Lately there have been reports of massive schools of them roaming off the surf between High Island and Sabine Pass. We are talking acres of giant redfish.
That is an awesome thing!
Thirty years ago we were not even sure if viable redfish populations would exist again but bag and possession limits set by the Texas Parks & Wildlife Department (including gamefish status) and a stocking program that began as a dream of TPWD and then Gulf Coast Conservation Association (now CCA) allowed what is arguably the greatest fisheries comeback ever.
If you have a child in your life that has been wanting to catch a really big, hard-fighting fish, this is the time of year to make it happen. Throwing a surf rod baited with cut mullet out past the breakers or lower a live croaker at the jetties can be a magical experience for youngsters.
The powerful fight and social networking ready photo opportunities a bull red provides are second to none and they do not require a distant offshore or out of town trip. We can do it just a few miles from our homes.
Each bull redfish caught represents a teachable moment.
Explain to children what happened to the fishery and how protecting the breeders has given them this opportunity. I took a couple of big bulls that were deep-hooked during the first few years trophy tags were allowed but now release them all.
That is your choice but I guarantee you kids will be excited to be able to put one of those giant fish back into the water and swim off. Let them be part of the release and make sure and document as much as you can via photos or video, which we can all shoot on our phones these days.
Conservation is not a state of mind. It is an action and the mere existence of bull redfish is a reminder of what forward-thinking conservationists accomplished so many years ago and what we continue to see happen in the all important redfish fishery.
You cannot have slot-sized eating reds without the big ones. They are all important and despite my love for redfish on the half shell, I think I enjoy catching, photographing and releasing those big bulls even more.
It brings me back to my first bull red sighting and reminds me the seas are still an exciting place.

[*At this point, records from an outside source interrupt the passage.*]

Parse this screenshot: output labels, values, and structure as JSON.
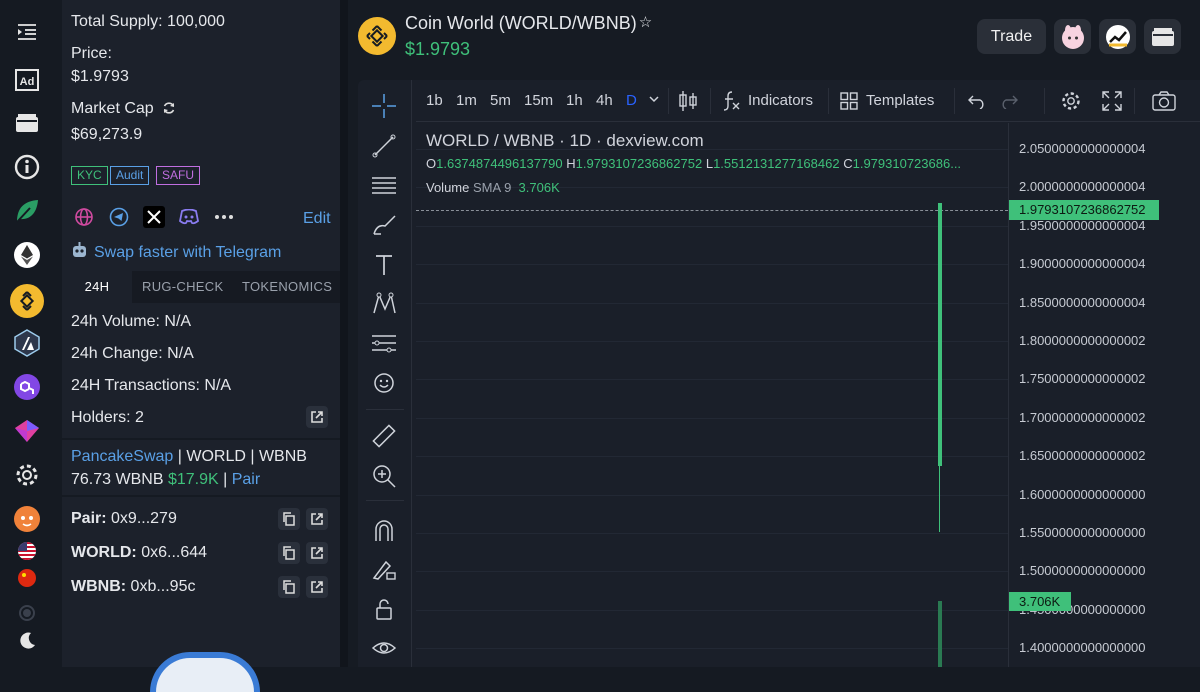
{
  "sidebar_icons": [
    "menu-indent-icon",
    "ad-icon",
    "wallet-icon",
    "info-icon",
    "leaf-icon",
    "ethereum-icon",
    "bnb-chain-icon",
    "arbitrum-icon",
    "polygon-icon",
    "chain-icon",
    "settings-gear-icon",
    "shiba-icon",
    "us-flag-icon",
    "china-flag-icon",
    "dot-icon",
    "moon-icon"
  ],
  "token": {
    "total_supply": "Total Supply: 100,000",
    "price_label": "Price:",
    "price": "$1.9793",
    "market_cap_label": "Market Cap",
    "market_cap": "$69,273.9",
    "badges": [
      "KYC",
      "Audit",
      "SAFU"
    ],
    "edit": "Edit",
    "telegram_cta": "Swap faster with Telegram"
  },
  "tabs": [
    "24H",
    "RUG-CHECK",
    "TOKENOMICS"
  ],
  "stats": {
    "volume": "24h Volume: N/A",
    "change": "24h Change: N/A",
    "tx": "24H Transactions: N/A",
    "holders": "Holders: 2"
  },
  "pool": {
    "dex": "PancakeSwap",
    "pair": " | WORLD | WBNB",
    "liquidity": "76.73 WBNB",
    "liquidity_usd": "$17.9K",
    "sep": " | ",
    "pair_link": "Pair"
  },
  "addresses": [
    {
      "label": "Pair:",
      "value": " 0x9...279"
    },
    {
      "label": "WORLD:",
      "value": " 0x6...644"
    },
    {
      "label": "WBNB:",
      "value": " 0xb...95c"
    }
  ],
  "header": {
    "title": "Coin World (WORLD/WBNB)",
    "star": "☆",
    "price": "$1.9793",
    "trade": "Trade"
  },
  "toolbar": {
    "intervals": [
      "1b",
      "1m",
      "5m",
      "15m",
      "1h",
      "4h",
      "D"
    ],
    "indicators": "Indicators",
    "templates": "Templates"
  },
  "legend": {
    "symbol": "WORLD / WBNB · 1D · dexview.com",
    "o_lbl": "O",
    "o": "1.6374874496137790",
    "h_lbl": "H",
    "h": "1.9793107236862752",
    "l_lbl": "L",
    "l": "1.5512131277168462",
    "c_lbl": "C",
    "c": "1.979310723686...",
    "vol_lbl": "Volume",
    "sma": "SMA 9",
    "vol": "3.706K"
  },
  "yaxis": [
    "2.0500000000000004",
    "2.0000000000000004",
    "1.9500000000000004",
    "1.9000000000000004",
    "1.8500000000000004",
    "1.8000000000000002",
    "1.7500000000000002",
    "1.7000000000000002",
    "1.6500000000000002",
    "1.6000000000000000",
    "1.5500000000000000",
    "1.5000000000000000",
    "1.4500000000000000",
    "1.4000000000000000"
  ],
  "last_price": "1.9793107236862752",
  "vol_marker": "3.706K",
  "colors": {
    "up": "#3fc07a",
    "accent": "#5aa0e6",
    "bg": "#161b23"
  }
}
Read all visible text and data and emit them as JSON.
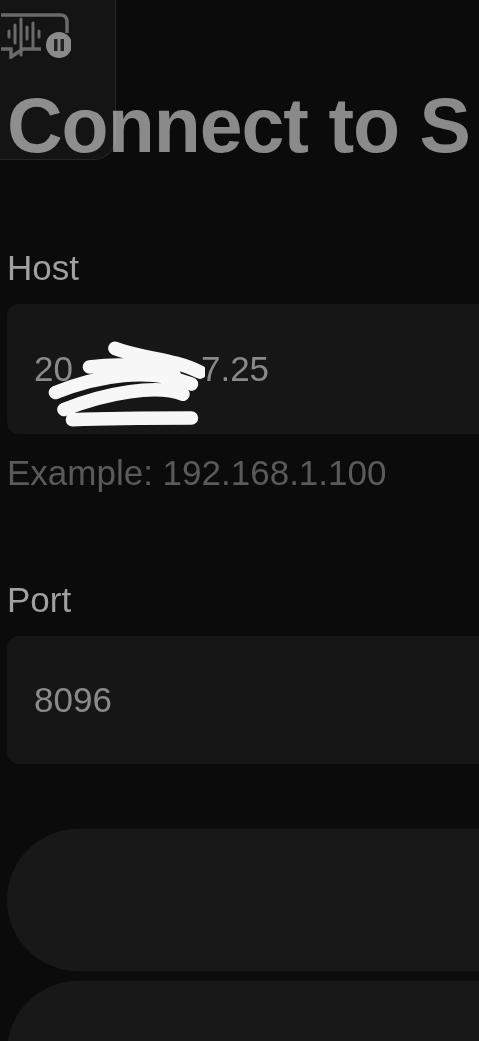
{
  "title": "Connect to S",
  "host": {
    "label": "Host",
    "value_start": "20",
    "value_end": "7.25",
    "redacted": true,
    "hint": "Example: 192.168.1.100"
  },
  "port": {
    "label": "Port",
    "value": "8096"
  },
  "buttons": [
    {
      "kind": "pill"
    },
    {
      "kind": "pill"
    }
  ],
  "overlay": {
    "paused": true
  }
}
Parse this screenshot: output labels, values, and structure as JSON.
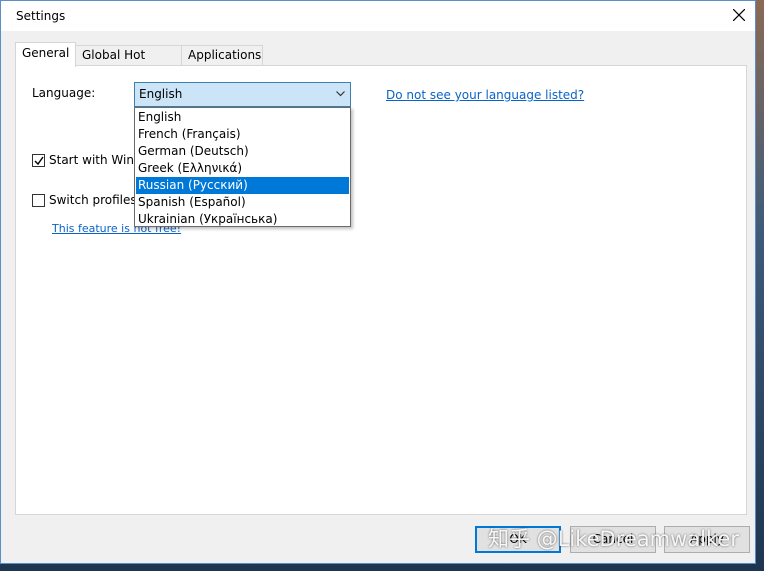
{
  "window": {
    "title": "Settings"
  },
  "tabs": [
    "General",
    "Global Hot Keys",
    "Applications"
  ],
  "general": {
    "language_label": "Language:",
    "language_value": "English",
    "language_link": "Do not see your language listed?",
    "start_with_windows": "Start with Windows",
    "switch_profiles": "Switch profiles",
    "feature_link": "This feature is not free!"
  },
  "dropdown": {
    "options": [
      "English",
      "French (Français)",
      "German (Deutsch)",
      "Greek (Ελληνικά)",
      "Russian (Русский)",
      "Spanish (Español)",
      "Ukrainian (Українська)"
    ],
    "highlighted": "Russian (Русский)"
  },
  "buttons": {
    "ok": "OK",
    "cancel": "Cancel",
    "apply": "Apply"
  },
  "watermark": "知乎 @LikeDreamwalker",
  "colors": {
    "accent": "#0078d7",
    "link": "#0a63c8",
    "combo_bg": "#cce4f7"
  }
}
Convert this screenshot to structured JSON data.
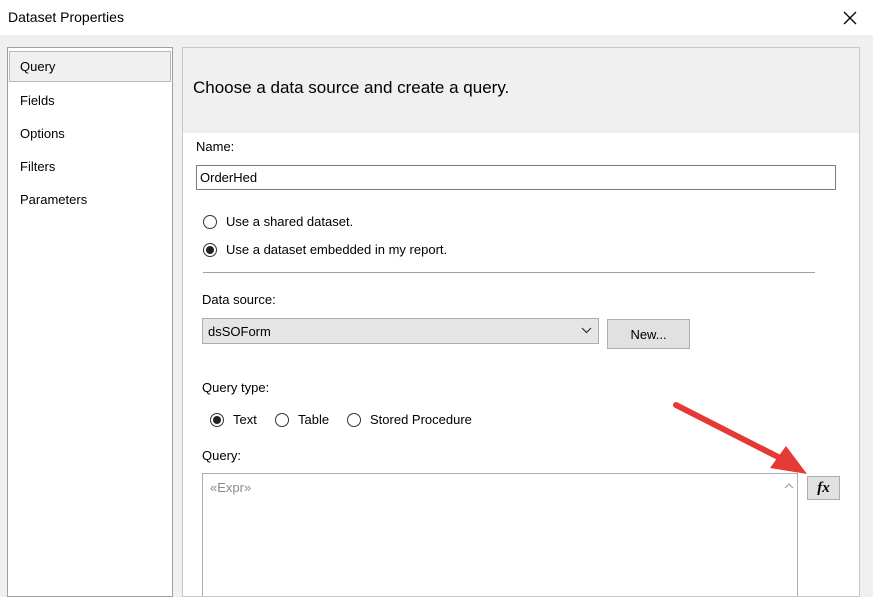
{
  "window": {
    "title": "Dataset Properties"
  },
  "nav": {
    "items": [
      "Query",
      "Fields",
      "Options",
      "Filters",
      "Parameters"
    ],
    "selected": 0
  },
  "panel": {
    "heading": "Choose a data source and create a query.",
    "name_label": "Name:",
    "name_value": "OrderHed",
    "shared_dataset_label": "Use a shared dataset.",
    "embedded_dataset_label": "Use a dataset embedded in my report.",
    "data_source_label": "Data source:",
    "data_source_value": "dsSOForm",
    "new_button_label": "New...",
    "query_type_label": "Query type:",
    "query_type_options": [
      "Text",
      "Table",
      "Stored Procedure"
    ],
    "query_label": "Query:",
    "query_placeholder": "«Expr»",
    "fx_label": "fx"
  },
  "colors": {
    "annotation_arrow": "#e53935"
  }
}
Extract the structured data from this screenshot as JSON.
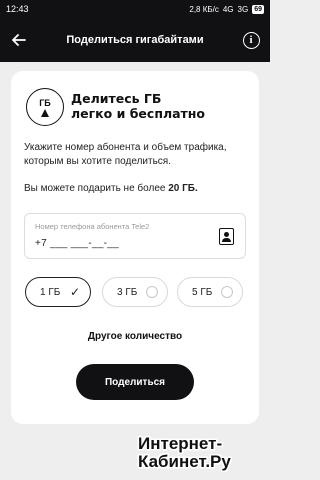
{
  "status_bar": {
    "time": "12:43",
    "network_speed": "2,8 КБ/с",
    "network": "4G",
    "network2": "3G",
    "battery": "69"
  },
  "app_bar": {
    "title": "Поделиться гигабайтами",
    "back_icon": "arrow-left-icon",
    "info_icon": "info-icon"
  },
  "card": {
    "icon_label": "ГБ",
    "headline_line1": "Делитесь ГБ",
    "headline_line2": "легко и бесплатно",
    "description": "Укажите номер абонента и объем трафика, которым вы хотите поделиться.",
    "limit_prefix": "Вы можете подарить не более ",
    "limit_value": "20 ГБ.",
    "phone_field": {
      "placeholder": "Номер телефона абонента Tele2",
      "value": "+7 ___ ___-__-__"
    },
    "options": [
      {
        "label": "1 ГБ",
        "selected": true
      },
      {
        "label": "3 ГБ",
        "selected": false
      },
      {
        "label": "5 ГБ",
        "selected": false
      }
    ],
    "other_amount_label": "Другое количество",
    "share_button_label": "Поделиться"
  },
  "watermark": {
    "line1": "Интернет-",
    "line2": "Кабинет.Ру"
  },
  "colors": {
    "dark": "#111114",
    "background": "#eeeeee",
    "card": "#ffffff"
  }
}
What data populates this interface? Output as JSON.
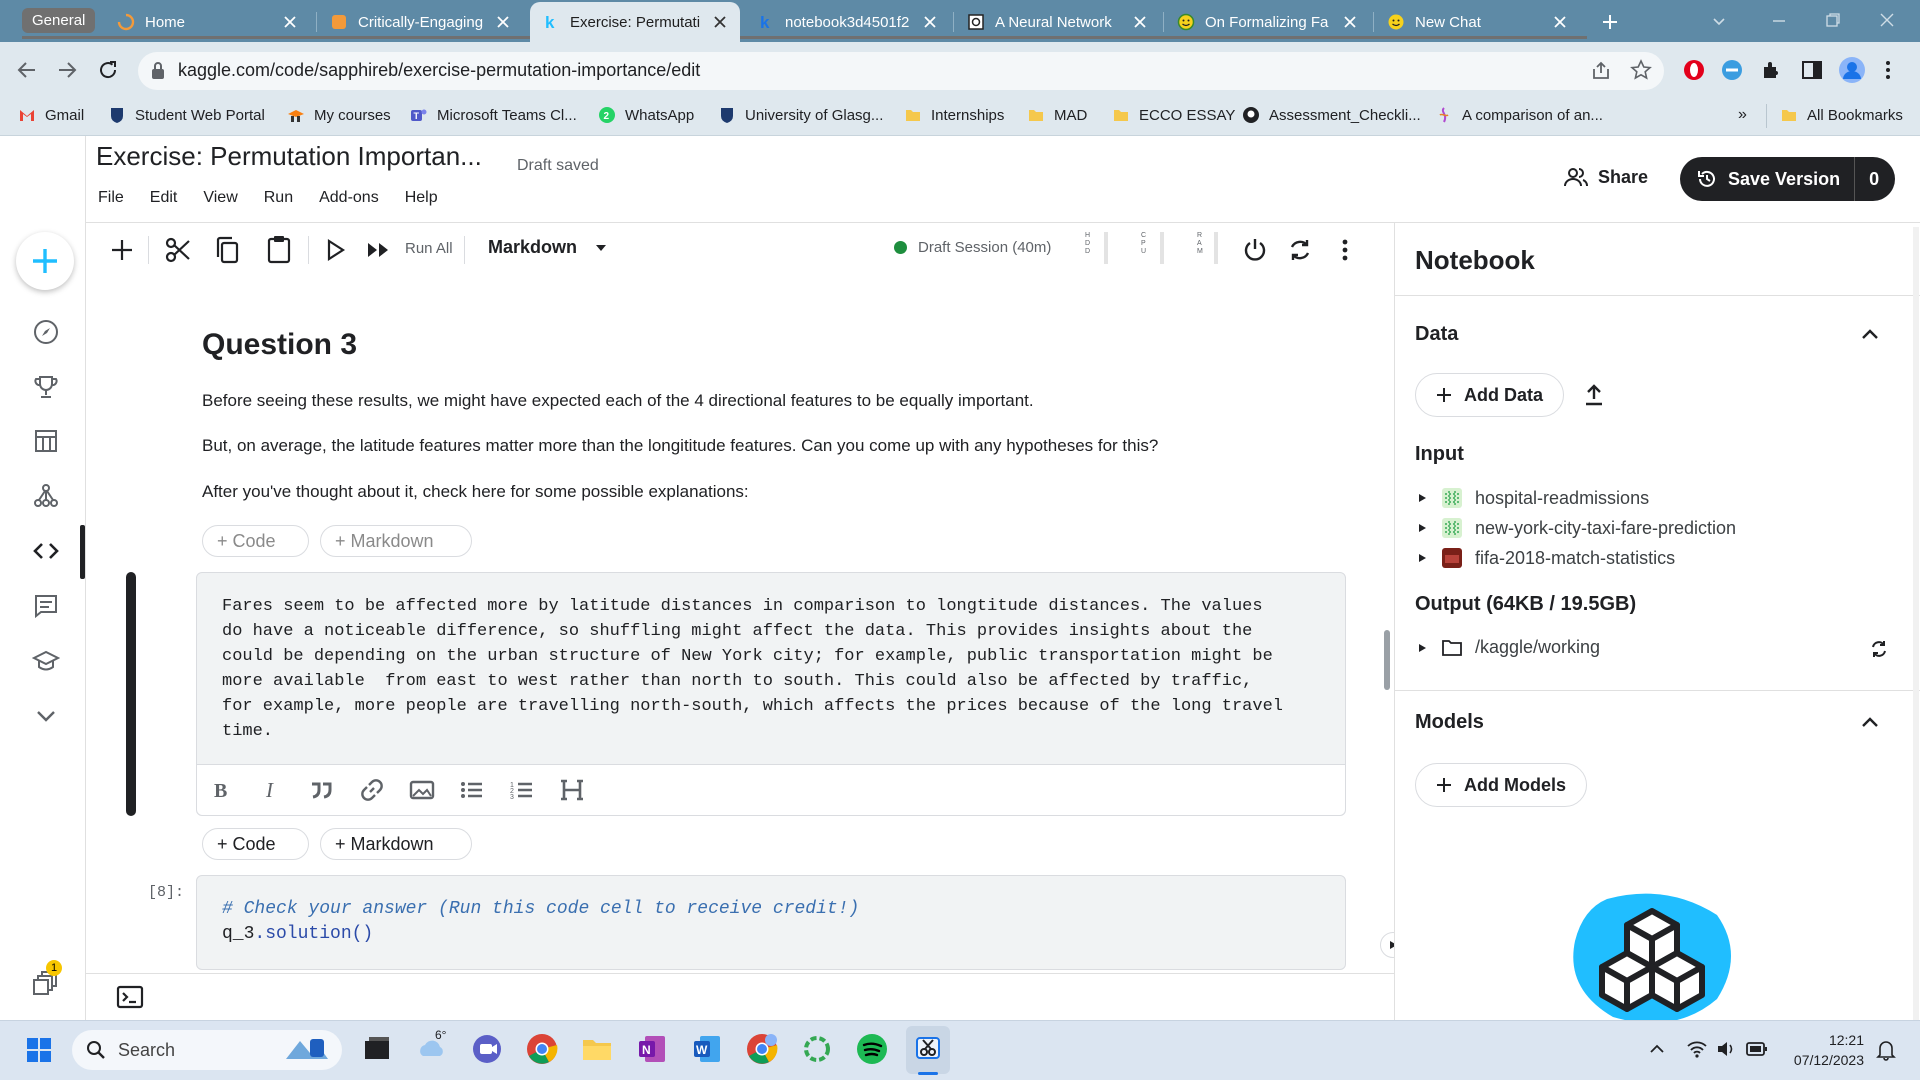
{
  "browser": {
    "tab_group_label": "General",
    "tabs": [
      {
        "title": "Home",
        "active": false
      },
      {
        "title": "Critically-Engaging",
        "active": false
      },
      {
        "title": "Exercise: Permutati",
        "active": true
      },
      {
        "title": "notebook3d4501f2",
        "active": false
      },
      {
        "title": "A Neural Network",
        "active": false
      },
      {
        "title": "On Formalizing Fa",
        "active": false
      },
      {
        "title": "New Chat",
        "active": false
      }
    ],
    "url": "kaggle.com/code/sapphireb/exercise-permutation-importance/edit",
    "bookmarks": [
      "Gmail",
      "Student Web Portal",
      "My courses",
      "Microsoft Teams Cl...",
      "WhatsApp",
      "University of Glasg...",
      "Internships",
      "MAD",
      "ECCO ESSAY",
      "Assessment_Checkli...",
      "A comparison of an..."
    ],
    "all_bookmarks": "All Bookmarks"
  },
  "kaggle": {
    "notebook_title": "Exercise: Permutation Importan...",
    "save_status": "Draft saved",
    "menu": [
      "File",
      "Edit",
      "View",
      "Run",
      "Add-ons",
      "Help"
    ],
    "share_label": "Share",
    "save_version_label": "Save Version",
    "version_count": "0",
    "toolbar": {
      "run_all": "Run All",
      "cell_type": "Markdown",
      "session": "Draft Session (40m)",
      "hdd": "HDD",
      "cpu": "CPU",
      "ram": "RAM"
    },
    "content": {
      "heading": "Question 3",
      "para1": "Before seeing these results, we might have expected each of the 4 directional features to be equally important.",
      "para2": "But, on average, the latitude features matter more than the longititude features. Can you come up with any hypotheses for this?",
      "para3": "After you've thought about it, check here for some possible explanations:",
      "add_code": "+ Code",
      "add_markdown": "+ Markdown",
      "answer_lines": [
        "Fares seem to be affected more by latitude distances in comparison to longtitude distances. The values",
        "do have a noticeable difference, so shuffling might affect the data. This provides insights about the",
        "could be depending on the urban structure of New York city; for example, public transportation might be",
        "more available  from east to west rather than north to south. This could also be affected by traffic,",
        "for example, more people are travelling north-south, which affects the prices because of the long travel",
        "time."
      ],
      "exec_count": "[8]:",
      "code_comment": "# Check your answer (Run this code cell to receive credit!)",
      "code_obj": "q_3",
      "code_method": ".solution()"
    },
    "sidebar": {
      "title": "Notebook",
      "data_section": "Data",
      "add_data": "Add Data",
      "input_label": "Input",
      "inputs": [
        "hospital-readmissions",
        "new-york-city-taxi-fare-prediction",
        "fifa-2018-match-statistics"
      ],
      "output_label": "Output (64KB / 19.5GB)",
      "output_path": "/kaggle/working",
      "models_section": "Models",
      "add_models": "Add Models"
    },
    "notification_count": "1"
  },
  "taskbar": {
    "search_placeholder": "Search",
    "weather": "6°",
    "time": "12:21",
    "date": "07/12/2023"
  },
  "colors": {
    "kaggle_blue": "#20beff",
    "tab_bar": "#5e8aa6",
    "toolbar_bg": "#dfe8ee"
  }
}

(To contact Chester Moore, e-mail him at firstname.lastname@example.org. You can hear him on "Moore Outdoors" Fridays from 6-7 p.m. on Newstalk AM 560 KLVI. you can find him on Facebook at www.facebook.com/extremewildlife.)